━━━━━ Supplied entries
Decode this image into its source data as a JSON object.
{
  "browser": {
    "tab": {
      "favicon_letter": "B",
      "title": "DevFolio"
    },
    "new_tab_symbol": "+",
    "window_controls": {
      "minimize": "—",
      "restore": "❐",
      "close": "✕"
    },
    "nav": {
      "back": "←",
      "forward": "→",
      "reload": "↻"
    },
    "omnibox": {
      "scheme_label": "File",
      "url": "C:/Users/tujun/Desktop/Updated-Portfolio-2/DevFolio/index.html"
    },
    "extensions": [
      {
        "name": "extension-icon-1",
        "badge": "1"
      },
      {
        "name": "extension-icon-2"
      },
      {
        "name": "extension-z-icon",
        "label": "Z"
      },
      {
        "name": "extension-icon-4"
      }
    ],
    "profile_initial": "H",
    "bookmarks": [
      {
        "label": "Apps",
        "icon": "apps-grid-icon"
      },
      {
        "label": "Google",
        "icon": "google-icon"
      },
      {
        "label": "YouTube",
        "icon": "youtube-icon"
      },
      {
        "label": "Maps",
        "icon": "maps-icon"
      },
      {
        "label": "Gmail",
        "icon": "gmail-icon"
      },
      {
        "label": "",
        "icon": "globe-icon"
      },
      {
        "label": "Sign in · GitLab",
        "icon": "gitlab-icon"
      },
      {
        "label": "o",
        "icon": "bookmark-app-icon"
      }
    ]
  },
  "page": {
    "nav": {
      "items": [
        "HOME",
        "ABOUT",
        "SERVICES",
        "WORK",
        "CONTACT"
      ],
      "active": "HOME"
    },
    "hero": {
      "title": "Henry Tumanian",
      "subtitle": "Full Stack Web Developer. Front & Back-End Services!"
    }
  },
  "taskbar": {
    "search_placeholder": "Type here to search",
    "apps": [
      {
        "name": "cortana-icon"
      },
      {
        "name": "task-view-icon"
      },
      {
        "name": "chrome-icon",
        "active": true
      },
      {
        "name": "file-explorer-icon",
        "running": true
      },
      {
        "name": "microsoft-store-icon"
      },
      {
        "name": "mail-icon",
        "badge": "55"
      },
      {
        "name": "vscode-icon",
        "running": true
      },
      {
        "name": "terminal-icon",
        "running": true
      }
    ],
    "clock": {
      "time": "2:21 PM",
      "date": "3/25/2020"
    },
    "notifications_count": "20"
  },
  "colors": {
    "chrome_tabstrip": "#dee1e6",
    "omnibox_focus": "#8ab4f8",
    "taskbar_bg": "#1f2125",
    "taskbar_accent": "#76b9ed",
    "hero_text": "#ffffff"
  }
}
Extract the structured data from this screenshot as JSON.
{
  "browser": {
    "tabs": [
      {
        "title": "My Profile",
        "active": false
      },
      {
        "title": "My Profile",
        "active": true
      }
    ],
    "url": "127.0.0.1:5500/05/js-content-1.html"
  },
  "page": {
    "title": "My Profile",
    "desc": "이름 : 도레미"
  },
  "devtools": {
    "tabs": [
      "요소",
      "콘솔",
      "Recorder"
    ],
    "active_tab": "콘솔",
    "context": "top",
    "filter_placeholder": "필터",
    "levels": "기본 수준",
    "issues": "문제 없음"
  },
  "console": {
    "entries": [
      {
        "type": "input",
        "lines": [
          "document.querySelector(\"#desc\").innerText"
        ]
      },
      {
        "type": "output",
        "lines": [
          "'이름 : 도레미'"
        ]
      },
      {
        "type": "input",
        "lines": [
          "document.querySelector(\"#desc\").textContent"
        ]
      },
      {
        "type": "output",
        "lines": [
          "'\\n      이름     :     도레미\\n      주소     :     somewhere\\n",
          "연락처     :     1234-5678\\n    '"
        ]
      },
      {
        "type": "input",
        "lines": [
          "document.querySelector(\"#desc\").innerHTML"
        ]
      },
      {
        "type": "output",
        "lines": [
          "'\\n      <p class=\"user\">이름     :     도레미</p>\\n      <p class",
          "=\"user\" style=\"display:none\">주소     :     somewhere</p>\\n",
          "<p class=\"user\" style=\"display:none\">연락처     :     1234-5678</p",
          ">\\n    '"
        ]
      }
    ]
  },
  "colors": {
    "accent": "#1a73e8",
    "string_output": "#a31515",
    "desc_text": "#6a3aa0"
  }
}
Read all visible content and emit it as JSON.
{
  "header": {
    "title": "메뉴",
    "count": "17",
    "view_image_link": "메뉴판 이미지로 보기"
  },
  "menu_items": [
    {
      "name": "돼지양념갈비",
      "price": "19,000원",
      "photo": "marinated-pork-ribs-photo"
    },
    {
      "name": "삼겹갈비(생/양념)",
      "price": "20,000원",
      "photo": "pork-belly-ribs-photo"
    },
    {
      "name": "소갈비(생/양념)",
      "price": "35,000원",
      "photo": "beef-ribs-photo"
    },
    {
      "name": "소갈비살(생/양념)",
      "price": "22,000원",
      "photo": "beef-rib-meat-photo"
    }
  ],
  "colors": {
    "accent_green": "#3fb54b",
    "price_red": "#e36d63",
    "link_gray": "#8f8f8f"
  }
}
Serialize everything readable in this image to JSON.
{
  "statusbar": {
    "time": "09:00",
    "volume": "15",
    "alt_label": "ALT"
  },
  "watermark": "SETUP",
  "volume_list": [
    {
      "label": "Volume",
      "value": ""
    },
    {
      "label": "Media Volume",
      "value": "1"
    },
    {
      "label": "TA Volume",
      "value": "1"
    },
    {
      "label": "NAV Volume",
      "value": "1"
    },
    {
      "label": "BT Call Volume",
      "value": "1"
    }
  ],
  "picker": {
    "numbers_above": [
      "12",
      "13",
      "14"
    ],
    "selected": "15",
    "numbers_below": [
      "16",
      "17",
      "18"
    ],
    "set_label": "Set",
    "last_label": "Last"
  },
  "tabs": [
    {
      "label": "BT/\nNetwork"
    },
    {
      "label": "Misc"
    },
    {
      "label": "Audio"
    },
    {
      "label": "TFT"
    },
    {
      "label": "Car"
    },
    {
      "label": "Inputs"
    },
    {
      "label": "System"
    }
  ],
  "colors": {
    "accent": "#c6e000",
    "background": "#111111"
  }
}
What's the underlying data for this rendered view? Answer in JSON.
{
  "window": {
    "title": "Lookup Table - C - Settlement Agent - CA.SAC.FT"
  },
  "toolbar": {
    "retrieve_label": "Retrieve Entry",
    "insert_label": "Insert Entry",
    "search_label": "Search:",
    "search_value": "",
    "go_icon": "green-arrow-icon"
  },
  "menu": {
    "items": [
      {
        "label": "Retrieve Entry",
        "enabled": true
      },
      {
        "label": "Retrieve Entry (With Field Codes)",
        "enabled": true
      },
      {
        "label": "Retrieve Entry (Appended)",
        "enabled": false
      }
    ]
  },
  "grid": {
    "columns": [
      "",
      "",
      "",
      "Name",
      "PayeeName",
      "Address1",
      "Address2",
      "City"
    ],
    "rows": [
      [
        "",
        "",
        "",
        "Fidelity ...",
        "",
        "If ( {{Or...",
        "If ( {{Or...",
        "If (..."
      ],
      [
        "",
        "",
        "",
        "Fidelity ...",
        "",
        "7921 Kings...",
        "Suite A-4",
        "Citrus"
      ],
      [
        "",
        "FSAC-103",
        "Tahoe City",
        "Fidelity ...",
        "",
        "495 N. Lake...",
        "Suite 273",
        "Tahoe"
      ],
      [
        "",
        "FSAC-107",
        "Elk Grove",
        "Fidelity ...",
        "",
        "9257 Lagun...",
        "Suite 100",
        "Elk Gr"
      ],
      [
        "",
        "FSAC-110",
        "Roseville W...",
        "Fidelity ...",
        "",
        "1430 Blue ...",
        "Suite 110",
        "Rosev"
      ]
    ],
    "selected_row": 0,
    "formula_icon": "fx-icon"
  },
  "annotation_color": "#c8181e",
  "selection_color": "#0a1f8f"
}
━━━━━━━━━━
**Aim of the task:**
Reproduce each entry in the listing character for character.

**Response to the task:**
Decode this image into its source data as a JSON object.
{
  "browser": {
    "tab": {
      "favicon_letter": "B",
      "title": "DevFolio"
    },
    "new_tab_symbol": "+",
    "window_controls": {
      "minimize": "—",
      "restore": "❐",
      "close": "✕"
    },
    "nav": {
      "back": "←",
      "forward": "→",
      "reload": "↻"
    },
    "omnibox": {
      "scheme_label": "File",
      "url": "C:/Users/tujun/Desktop/Updated-Portfolio-2/DevFolio/index.html"
    },
    "extensions": [
      {
        "name": "extension-icon-1",
        "badge": "1"
      },
      {
        "name": "extension-icon-2"
      },
      {
        "name": "extension-z-icon",
        "label": "Z"
      },
      {
        "name": "extension-icon-4"
      }
    ],
    "profile_initial": "H",
    "bookmarks": [
      {
        "label": "Apps",
        "icon": "apps-grid-icon"
      },
      {
        "label": "Google",
        "icon": "google-icon"
      },
      {
        "label": "YouTube",
        "icon": "youtube-icon"
      },
      {
        "label": "Maps",
        "icon": "maps-icon"
      },
      {
        "label": "Gmail",
        "icon": "gmail-icon"
      },
      {
        "label": "",
        "icon": "globe-icon"
      },
      {
        "label": "Sign in · GitLab",
        "icon": "gitlab-icon"
      },
      {
        "label": "o",
        "icon": "bookmark-app-icon"
      }
    ]
  },
  "page": {
    "nav": {
      "items": [
        "HOME",
        "ABOUT",
        "SERVICES",
        "WORK",
        "CONTACT"
      ],
      "active": "HOME"
    },
    "hero": {
      "title": "Henry Tumanian",
      "subtitle": "Full Stack Web Developer. Front & Back-End Services!"
    }
  },
  "taskbar": {
    "search_placeholder": "Type here to search",
    "apps": [
      {
        "name": "cortana-icon"
      },
      {
        "name": "task-view-icon"
      },
      {
        "name": "chrome-icon",
        "active": true
      },
      {
        "name": "file-explorer-icon",
        "running": true
      },
      {
        "name": "microsoft-store-icon"
      },
      {
        "name": "mail-icon",
        "badge": "55"
      },
      {
        "name": "vscode-icon",
        "running": true
      },
      {
        "name": "terminal-icon",
        "running": true
      }
    ],
    "clock": {
      "time": "2:21 PM",
      "date": "3/25/2020"
    },
    "notifications_count": "20"
  },
  "colors": {
    "chrome_tabstrip": "#dee1e6",
    "omnibox_focus": "#8ab4f8",
    "taskbar_bg": "#1f2125",
    "taskbar_accent": "#76b9ed",
    "hero_text": "#ffffff"
  }
}
Extract the structured data from this screenshot as JSON.
{
  "browser": {
    "tabs": [
      {
        "title": "My Profile",
        "active": false
      },
      {
        "title": "My Profile",
        "active": true
      }
    ],
    "url": "127.0.0.1:5500/05/js-content-1.html"
  },
  "page": {
    "title": "My Profile",
    "desc": "이름 : 도레미"
  },
  "devtools": {
    "tabs": [
      "요소",
      "콘솔",
      "Recorder"
    ],
    "active_tab": "콘솔",
    "context": "top",
    "filter_placeholder": "필터",
    "levels": "기본 수준",
    "issues": "문제 없음"
  },
  "console": {
    "entries": [
      {
        "type": "input",
        "lines": [
          "document.querySelector(\"#desc\").innerText"
        ]
      },
      {
        "type": "output",
        "lines": [
          "'이름 : 도레미'"
        ]
      },
      {
        "type": "input",
        "lines": [
          "document.querySelector(\"#desc\").textContent"
        ]
      },
      {
        "type": "output",
        "lines": [
          "'\\n      이름     :     도레미\\n      주소     :     somewhere\\n",
          "연락처     :     1234-5678\\n    '"
        ]
      },
      {
        "type": "input",
        "lines": [
          "document.querySelector(\"#desc\").innerHTML"
        ]
      },
      {
        "type": "output",
        "lines": [
          "'\\n      <p class=\"user\">이름     :     도레미</p>\\n      <p class",
          "=\"user\" style=\"display:none\">주소     :     somewhere</p>\\n",
          "<p class=\"user\" style=\"display:none\">연락처     :     1234-5678</p",
          ">\\n    '"
        ]
      }
    ]
  },
  "colors": {
    "accent": "#1a73e8",
    "string_output": "#a31515",
    "desc_text": "#6a3aa0"
  }
}
Read all visible content and emit it as JSON.
{
  "header": {
    "title": "메뉴",
    "count": "17",
    "view_image_link": "메뉴판 이미지로 보기"
  },
  "menu_items": [
    {
      "name": "돼지양념갈비",
      "price": "19,000원",
      "photo": "marinated-pork-ribs-photo"
    },
    {
      "name": "삼겹갈비(생/양념)",
      "price": "20,000원",
      "photo": "pork-belly-ribs-photo"
    },
    {
      "name": "소갈비(생/양념)",
      "price": "35,000원",
      "photo": "beef-ribs-photo"
    },
    {
      "name": "소갈비살(생/양념)",
      "price": "22,000원",
      "photo": "beef-rib-meat-photo"
    }
  ],
  "colors": {
    "accent_green": "#3fb54b",
    "price_red": "#e36d63",
    "link_gray": "#8f8f8f"
  }
}
Serialize everything readable in this image to JSON.
{
  "statusbar": {
    "time": "09:00",
    "volume": "15",
    "alt_label": "ALT"
  },
  "watermark": "SETUP",
  "volume_list": [
    {
      "label": "Volume",
      "value": ""
    },
    {
      "label": "Media Volume",
      "value": "1"
    },
    {
      "label": "TA Volume",
      "value": "1"
    },
    {
      "label": "NAV Volume",
      "value": "1"
    },
    {
      "label": "BT Call Volume",
      "value": "1"
    }
  ],
  "picker": {
    "numbers_above": [
      "12",
      "13",
      "14"
    ],
    "selected": "15",
    "numbers_below": [
      "16",
      "17",
      "18"
    ],
    "set_label": "Set",
    "last_label": "Last"
  },
  "tabs": [
    {
      "label": "BT/\nNetwork"
    },
    {
      "label": "Misc"
    },
    {
      "label": "Audio"
    },
    {
      "label": "TFT"
    },
    {
      "label": "Car"
    },
    {
      "label": "Inputs"
    },
    {
      "label": "System"
    }
  ],
  "colors": {
    "accent": "#c6e000",
    "background": "#111111"
  }
}
What's the underlying data for this rendered view? Answer in JSON.
{
  "window": {
    "title": "Lookup Table - C - Settlement Agent - CA.SAC.FT"
  },
  "toolbar": {
    "retrieve_label": "Retrieve Entry",
    "insert_label": "Insert Entry",
    "search_label": "Search:",
    "search_value": "",
    "go_icon": "green-arrow-icon"
  },
  "menu": {
    "items": [
      {
        "label": "Retrieve Entry",
        "enabled": true
      },
      {
        "label": "Retrieve Entry (With Field Codes)",
        "enabled": true
      },
      {
        "label": "Retrieve Entry (Appended)",
        "enabled": false
      }
    ]
  },
  "grid": {
    "columns": [
      "",
      "",
      "",
      "Name",
      "PayeeName",
      "Address1",
      "Address2",
      "City"
    ],
    "rows": [
      [
        "",
        "",
        "",
        "Fidelity ...",
        "",
        "If ( {{Or...",
        "If ( {{Or...",
        "If (..."
      ],
      [
        "",
        "",
        "",
        "Fidelity ...",
        "",
        "7921 Kings...",
        "Suite A-4",
        "Citrus"
      ],
      [
        "",
        "FSAC-103",
        "Tahoe City",
        "Fidelity ...",
        "",
        "495 N. Lake...",
        "Suite 273",
        "Tahoe"
      ],
      [
        "",
        "FSAC-107",
        "Elk Grove",
        "Fidelity ...",
        "",
        "9257 Lagun...",
        "Suite 100",
        "Elk Gr"
      ],
      [
        "",
        "FSAC-110",
        "Roseville W...",
        "Fidelity ...",
        "",
        "1430 Blue ...",
        "Suite 110",
        "Rosev"
      ]
    ],
    "selected_row": 0,
    "formula_icon": "fx-icon"
  },
  "annotation_color": "#c8181e",
  "selection_color": "#0a1f8f"
}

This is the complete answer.